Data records

────

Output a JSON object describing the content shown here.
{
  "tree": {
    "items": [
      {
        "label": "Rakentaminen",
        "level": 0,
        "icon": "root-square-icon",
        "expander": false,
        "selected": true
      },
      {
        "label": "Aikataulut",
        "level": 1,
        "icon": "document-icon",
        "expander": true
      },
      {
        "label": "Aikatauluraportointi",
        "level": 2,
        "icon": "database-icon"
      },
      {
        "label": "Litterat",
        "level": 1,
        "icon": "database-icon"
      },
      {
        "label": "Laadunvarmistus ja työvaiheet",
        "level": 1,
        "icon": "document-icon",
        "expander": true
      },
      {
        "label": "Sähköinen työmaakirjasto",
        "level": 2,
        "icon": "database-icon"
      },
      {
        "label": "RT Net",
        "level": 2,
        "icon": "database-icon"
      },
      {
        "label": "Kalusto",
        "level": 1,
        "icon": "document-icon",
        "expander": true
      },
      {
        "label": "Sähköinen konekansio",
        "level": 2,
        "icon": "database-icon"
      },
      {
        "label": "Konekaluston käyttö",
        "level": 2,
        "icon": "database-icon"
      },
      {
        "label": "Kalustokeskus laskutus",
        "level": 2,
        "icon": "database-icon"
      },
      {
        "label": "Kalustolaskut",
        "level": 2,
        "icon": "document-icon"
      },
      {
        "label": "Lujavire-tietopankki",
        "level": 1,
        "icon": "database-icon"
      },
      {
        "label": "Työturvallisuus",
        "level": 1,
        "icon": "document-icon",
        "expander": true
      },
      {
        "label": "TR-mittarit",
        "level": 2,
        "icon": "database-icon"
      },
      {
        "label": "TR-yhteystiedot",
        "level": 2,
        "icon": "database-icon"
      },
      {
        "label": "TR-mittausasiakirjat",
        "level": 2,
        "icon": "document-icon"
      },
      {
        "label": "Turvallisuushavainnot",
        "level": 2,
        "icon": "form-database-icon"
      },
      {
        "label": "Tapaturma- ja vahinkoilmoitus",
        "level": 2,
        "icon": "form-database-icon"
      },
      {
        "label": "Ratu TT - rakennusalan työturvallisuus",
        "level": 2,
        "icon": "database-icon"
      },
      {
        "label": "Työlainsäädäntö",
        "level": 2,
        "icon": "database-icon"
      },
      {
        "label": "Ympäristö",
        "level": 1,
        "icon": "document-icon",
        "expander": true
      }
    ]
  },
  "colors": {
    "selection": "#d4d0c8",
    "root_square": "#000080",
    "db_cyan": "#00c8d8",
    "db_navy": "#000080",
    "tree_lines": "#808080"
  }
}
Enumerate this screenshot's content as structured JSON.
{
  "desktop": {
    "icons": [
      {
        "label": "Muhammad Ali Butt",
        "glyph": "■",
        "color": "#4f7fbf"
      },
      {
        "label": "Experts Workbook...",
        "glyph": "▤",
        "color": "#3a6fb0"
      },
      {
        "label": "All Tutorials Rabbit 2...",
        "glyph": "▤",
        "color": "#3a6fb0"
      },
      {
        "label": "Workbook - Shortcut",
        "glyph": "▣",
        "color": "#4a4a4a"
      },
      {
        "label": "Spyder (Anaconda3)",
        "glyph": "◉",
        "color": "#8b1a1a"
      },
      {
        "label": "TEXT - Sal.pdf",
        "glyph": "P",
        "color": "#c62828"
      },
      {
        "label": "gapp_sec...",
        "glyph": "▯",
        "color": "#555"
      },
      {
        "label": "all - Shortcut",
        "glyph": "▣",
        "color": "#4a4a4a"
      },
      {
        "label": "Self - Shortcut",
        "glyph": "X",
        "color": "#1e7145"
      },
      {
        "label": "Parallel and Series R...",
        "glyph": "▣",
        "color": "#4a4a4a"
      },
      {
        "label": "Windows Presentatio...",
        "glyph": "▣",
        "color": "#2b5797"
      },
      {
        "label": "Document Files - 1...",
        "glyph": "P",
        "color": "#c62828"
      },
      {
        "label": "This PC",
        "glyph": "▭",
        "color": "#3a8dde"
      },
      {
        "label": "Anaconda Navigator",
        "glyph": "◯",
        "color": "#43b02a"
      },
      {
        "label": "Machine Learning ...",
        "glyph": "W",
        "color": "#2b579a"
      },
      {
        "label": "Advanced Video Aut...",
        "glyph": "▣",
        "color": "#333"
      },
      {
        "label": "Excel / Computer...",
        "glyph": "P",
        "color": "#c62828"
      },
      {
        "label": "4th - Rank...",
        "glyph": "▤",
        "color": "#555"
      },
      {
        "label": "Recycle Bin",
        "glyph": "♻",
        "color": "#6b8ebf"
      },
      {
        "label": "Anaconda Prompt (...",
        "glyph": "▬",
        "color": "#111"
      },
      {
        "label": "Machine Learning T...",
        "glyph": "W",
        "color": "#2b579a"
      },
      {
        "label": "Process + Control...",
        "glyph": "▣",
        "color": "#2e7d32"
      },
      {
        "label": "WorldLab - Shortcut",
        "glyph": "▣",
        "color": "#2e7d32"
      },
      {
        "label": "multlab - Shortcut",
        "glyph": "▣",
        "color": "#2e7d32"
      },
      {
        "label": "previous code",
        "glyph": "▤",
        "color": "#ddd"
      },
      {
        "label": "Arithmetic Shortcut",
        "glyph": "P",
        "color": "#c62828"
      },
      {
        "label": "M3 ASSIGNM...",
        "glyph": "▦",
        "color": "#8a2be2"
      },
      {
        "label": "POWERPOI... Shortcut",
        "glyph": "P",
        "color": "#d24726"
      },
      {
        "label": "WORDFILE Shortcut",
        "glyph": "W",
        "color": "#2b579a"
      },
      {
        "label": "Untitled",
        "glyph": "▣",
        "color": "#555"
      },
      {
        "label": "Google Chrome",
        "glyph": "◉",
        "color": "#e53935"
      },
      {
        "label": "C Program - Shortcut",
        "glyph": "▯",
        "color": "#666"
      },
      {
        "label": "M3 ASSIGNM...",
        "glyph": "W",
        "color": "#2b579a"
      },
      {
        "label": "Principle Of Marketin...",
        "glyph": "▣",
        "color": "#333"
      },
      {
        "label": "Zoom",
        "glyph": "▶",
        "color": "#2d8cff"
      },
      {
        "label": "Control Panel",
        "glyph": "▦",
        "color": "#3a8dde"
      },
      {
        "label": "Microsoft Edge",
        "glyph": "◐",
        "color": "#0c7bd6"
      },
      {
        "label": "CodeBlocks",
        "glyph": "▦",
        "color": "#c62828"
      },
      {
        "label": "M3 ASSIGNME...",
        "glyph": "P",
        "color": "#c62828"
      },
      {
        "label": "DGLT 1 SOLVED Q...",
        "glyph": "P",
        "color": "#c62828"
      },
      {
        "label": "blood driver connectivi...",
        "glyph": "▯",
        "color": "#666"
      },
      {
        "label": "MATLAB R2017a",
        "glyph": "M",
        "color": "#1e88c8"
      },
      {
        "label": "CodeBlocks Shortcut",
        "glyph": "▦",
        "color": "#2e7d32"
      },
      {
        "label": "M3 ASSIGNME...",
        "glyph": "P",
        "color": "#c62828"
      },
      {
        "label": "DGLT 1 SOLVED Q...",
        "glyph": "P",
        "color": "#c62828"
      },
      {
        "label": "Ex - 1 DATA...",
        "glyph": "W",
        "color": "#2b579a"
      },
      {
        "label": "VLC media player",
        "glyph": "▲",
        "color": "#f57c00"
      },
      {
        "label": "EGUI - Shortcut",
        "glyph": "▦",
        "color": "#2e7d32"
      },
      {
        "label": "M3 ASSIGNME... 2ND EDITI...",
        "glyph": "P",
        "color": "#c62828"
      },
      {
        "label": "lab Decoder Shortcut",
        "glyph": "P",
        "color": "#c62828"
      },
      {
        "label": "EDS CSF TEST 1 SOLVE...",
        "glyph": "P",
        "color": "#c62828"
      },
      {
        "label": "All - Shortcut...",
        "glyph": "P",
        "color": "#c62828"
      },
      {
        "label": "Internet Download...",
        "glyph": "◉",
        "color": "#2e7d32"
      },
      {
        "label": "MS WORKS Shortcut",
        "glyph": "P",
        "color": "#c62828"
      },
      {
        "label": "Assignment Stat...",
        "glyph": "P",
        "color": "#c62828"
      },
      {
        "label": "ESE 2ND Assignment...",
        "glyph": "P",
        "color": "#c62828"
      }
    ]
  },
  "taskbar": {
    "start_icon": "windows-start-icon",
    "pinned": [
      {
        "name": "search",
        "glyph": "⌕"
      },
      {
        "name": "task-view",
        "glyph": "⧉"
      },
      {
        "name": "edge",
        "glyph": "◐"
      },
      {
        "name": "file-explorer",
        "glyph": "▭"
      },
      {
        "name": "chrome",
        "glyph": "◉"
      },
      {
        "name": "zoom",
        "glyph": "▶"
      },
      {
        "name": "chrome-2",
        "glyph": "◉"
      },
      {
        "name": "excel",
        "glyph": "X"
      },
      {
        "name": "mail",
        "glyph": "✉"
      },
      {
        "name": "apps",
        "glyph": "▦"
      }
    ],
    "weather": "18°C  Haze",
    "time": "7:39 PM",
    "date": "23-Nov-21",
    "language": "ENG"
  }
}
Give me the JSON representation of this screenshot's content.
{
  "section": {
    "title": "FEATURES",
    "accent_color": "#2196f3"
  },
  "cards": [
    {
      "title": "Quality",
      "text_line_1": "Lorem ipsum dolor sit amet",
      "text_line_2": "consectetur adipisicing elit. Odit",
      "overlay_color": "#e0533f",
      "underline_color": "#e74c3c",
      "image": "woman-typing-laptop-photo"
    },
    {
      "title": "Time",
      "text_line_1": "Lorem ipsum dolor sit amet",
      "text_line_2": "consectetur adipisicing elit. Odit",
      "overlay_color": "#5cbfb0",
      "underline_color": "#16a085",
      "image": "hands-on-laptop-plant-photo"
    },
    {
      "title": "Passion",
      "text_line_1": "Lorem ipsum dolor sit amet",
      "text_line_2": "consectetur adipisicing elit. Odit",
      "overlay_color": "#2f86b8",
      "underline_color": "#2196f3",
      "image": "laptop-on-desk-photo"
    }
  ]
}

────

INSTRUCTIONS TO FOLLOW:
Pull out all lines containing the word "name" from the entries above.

ANSWER BELOW:
        "name": "search",
        "name": "task-view",
        "name": "edge",
        "name": "file-explorer",
        "name": "chrome",
        "name": "zoom",
        "name": "chrome-2",
        "name": "excel",
        "name": "mail",
        "name": "apps",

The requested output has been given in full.